[Dataset rows describing interfaces]
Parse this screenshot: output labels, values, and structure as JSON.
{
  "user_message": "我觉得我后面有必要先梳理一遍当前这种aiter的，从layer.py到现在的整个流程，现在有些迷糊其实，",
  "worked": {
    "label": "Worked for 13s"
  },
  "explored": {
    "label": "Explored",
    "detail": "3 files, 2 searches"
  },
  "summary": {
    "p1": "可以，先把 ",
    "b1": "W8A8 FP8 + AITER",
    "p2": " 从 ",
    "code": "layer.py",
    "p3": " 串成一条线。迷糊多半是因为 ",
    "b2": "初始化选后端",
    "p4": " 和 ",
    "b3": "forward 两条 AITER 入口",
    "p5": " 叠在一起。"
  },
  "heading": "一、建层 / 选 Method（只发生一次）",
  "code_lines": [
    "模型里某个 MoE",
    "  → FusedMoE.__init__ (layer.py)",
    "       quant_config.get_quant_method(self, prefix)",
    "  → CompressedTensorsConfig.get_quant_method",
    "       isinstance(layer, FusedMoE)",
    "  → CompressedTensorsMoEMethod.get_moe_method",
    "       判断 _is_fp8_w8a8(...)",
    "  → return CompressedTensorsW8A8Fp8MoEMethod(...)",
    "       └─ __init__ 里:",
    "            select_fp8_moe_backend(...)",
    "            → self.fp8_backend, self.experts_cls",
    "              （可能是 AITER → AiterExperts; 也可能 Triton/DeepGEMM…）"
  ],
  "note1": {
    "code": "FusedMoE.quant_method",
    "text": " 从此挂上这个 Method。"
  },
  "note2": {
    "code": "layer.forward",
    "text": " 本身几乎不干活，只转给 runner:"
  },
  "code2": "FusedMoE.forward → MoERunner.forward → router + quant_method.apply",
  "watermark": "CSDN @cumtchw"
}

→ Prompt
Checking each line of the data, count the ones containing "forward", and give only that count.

→ Answer box
3